Now the long answer…

More Bright Stars In Winter

In the winter we are looking at the rich starfield of the winter Milky Way, and the spiral arm that is farther out than we are.

In the summer we’re looking toward the core of our galaxy.  Ordinarily, you’d think we’d see more bright stars looking toward the core.  That said, if you look at a list of the brightest stars in the sky visible from Earth, you’ll see the majority of them are actually in the winter sky.

It is merely coincidence that a majority of the brightest stars are in the winter, they could just have easily been on the summer, core-facing side.
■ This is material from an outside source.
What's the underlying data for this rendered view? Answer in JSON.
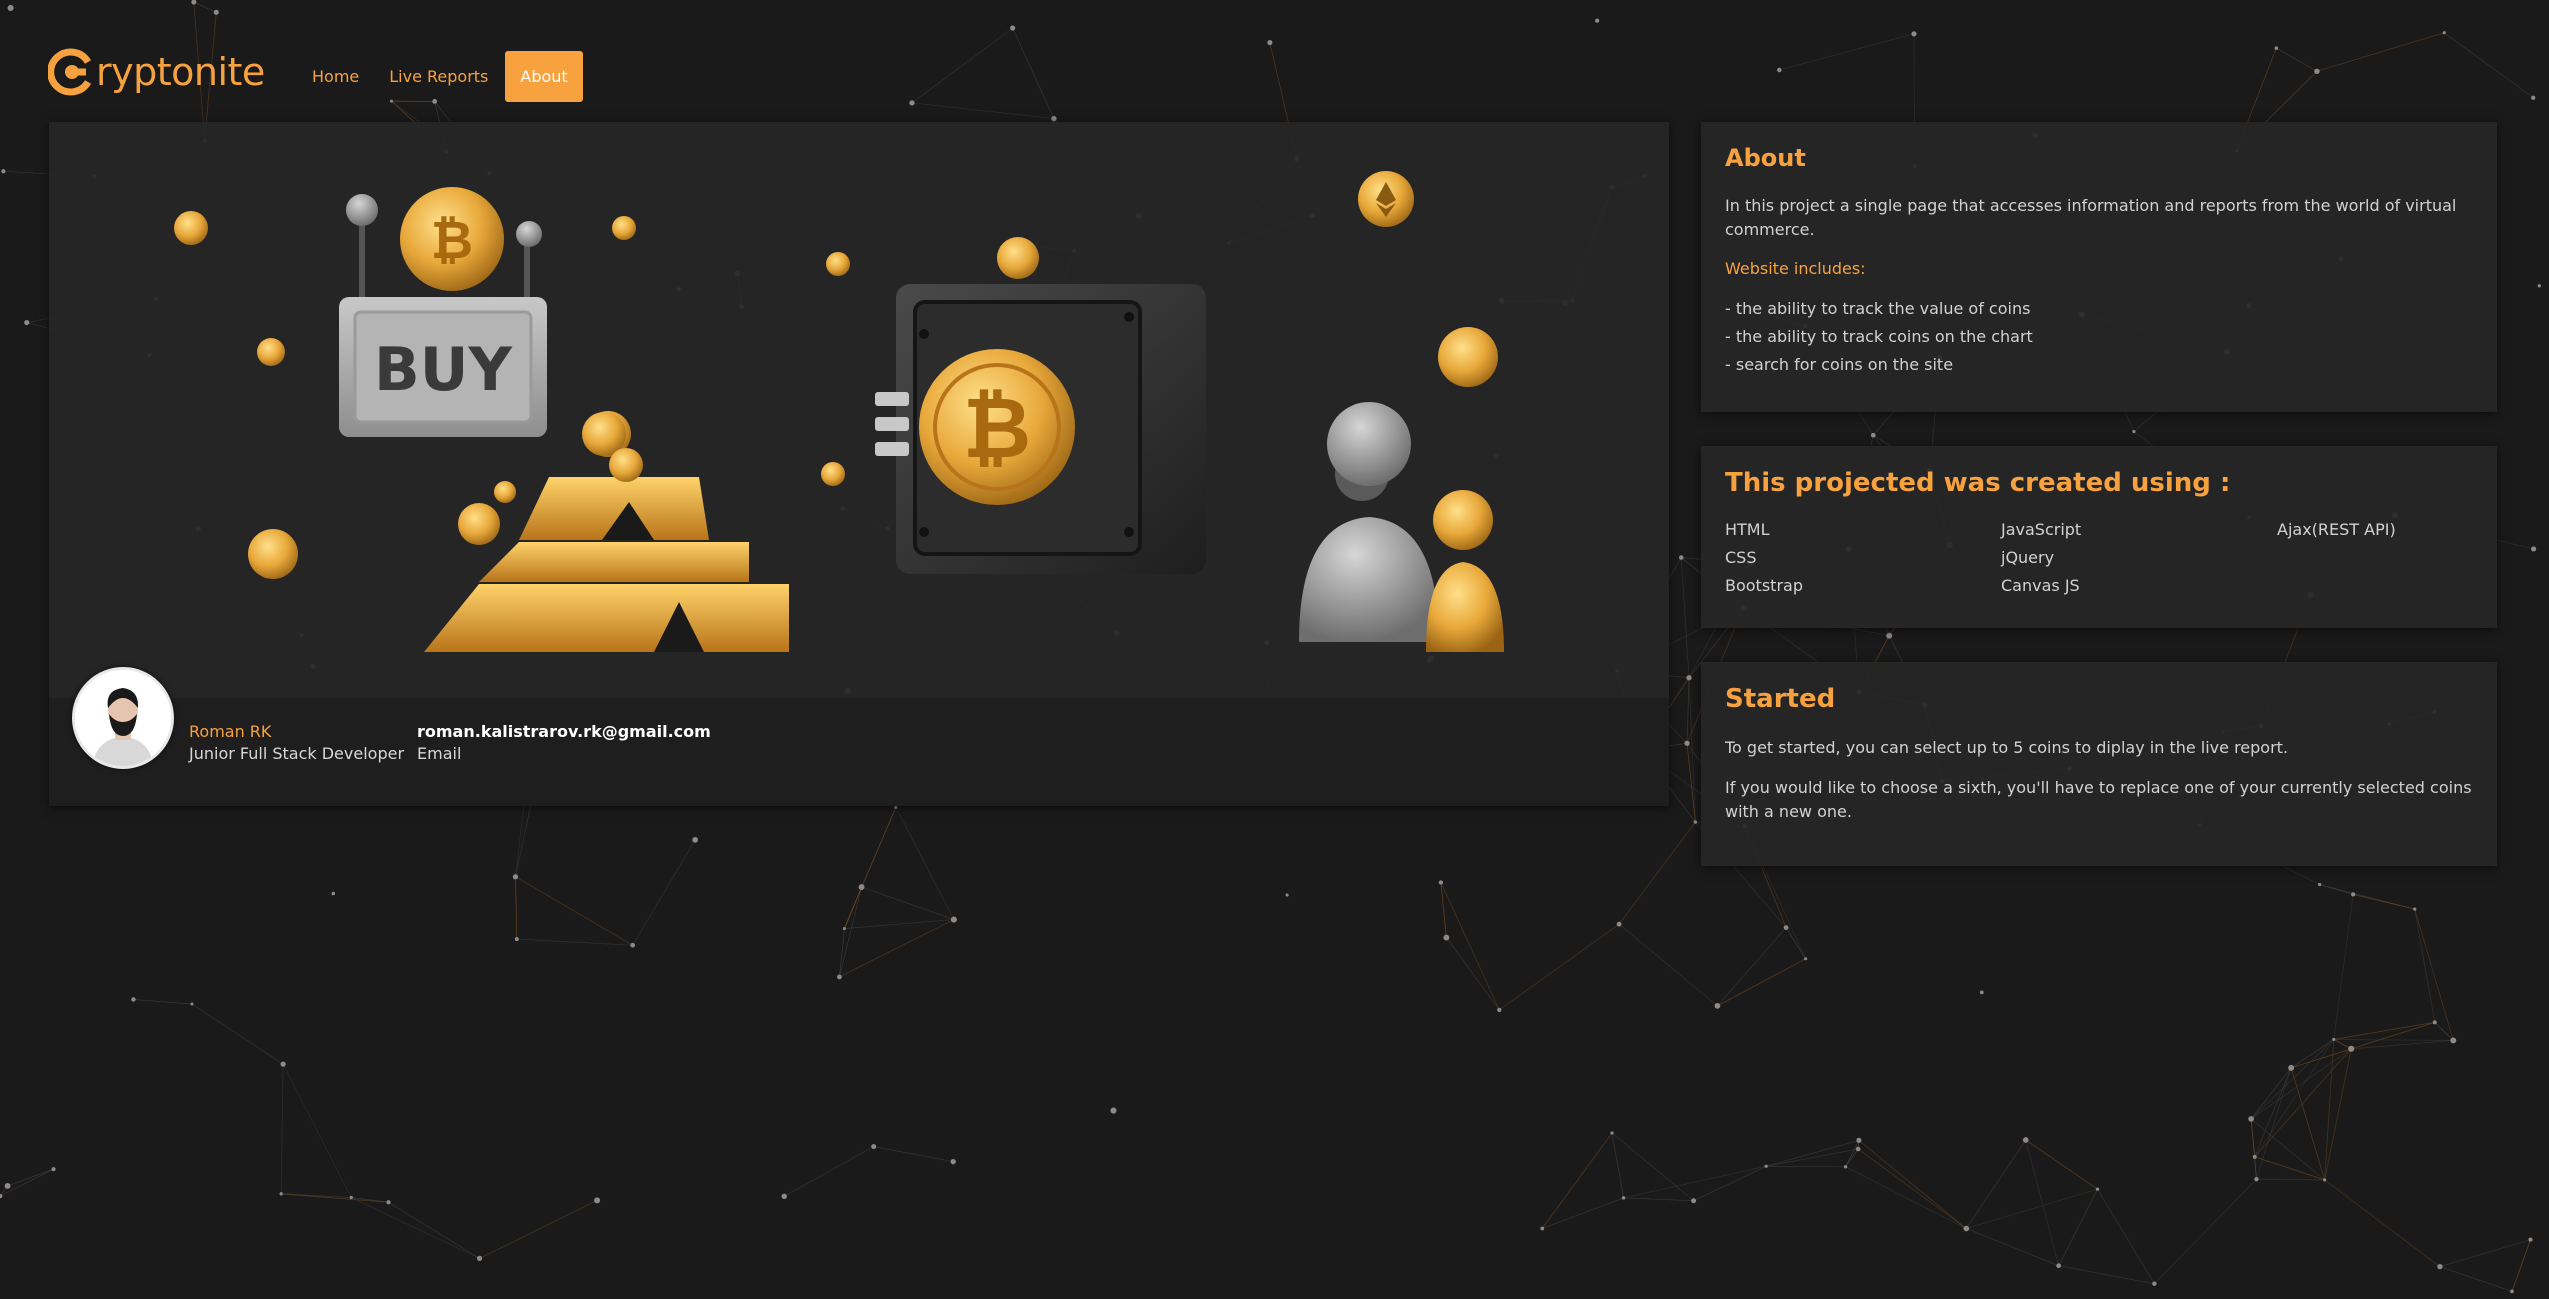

It is this coincidence, however that helps to create the impression the winter stars are brighter.  It is not the primary reason though.

Winter

  • Sirius
  • Rigel
  • Procyon
  • Betelgeuse
  • Aldebaran
  • Pollux
  • Adhara
  • Castor
  • Bellatrix
  • Elnath

Spring

  • Arcturus
  • Spica
  • Fomalhaut
  • Regulus

Summer

  • Vega
  • Altair
  • Antares
  • Deneb
  • Shaula

Fall

  • Capella

Humidity Makes the Difference!

The clarity of the atmosphere, and thus the apparent brightness of the stars, is primary based on the amount of humidity in the air.  During the warm days of summer, the atmosphere can hold more moisture.  This moisture creates hazy skies, thus dimming the stars.  During the winter, the cold air can’t hold as much moisture.  Little moisture means little to no haze, allowing the stars to be seen at their best. Thus while the stars of winter are not intrinsically brighter, the clarity of the atmosphere gives the appearance that they are.

Twinkle Twinkle.

Humidity also has an affect on the amount of twinkle we see. As starlight comes through the atmosphere it passes through pockets of different temperature.  Different temperatures create different densities.  As the light passes through different densities, it is slightly bent. The random movement of these density differences across the air column is what causes stars to twinkle.

Moisture helps to even out temperature differences in the atmosphere.  Thus during the hazy skies of summer, stars are a little dimmer and they have less twinkle.  In the winter, they shine brighter and twinkle more.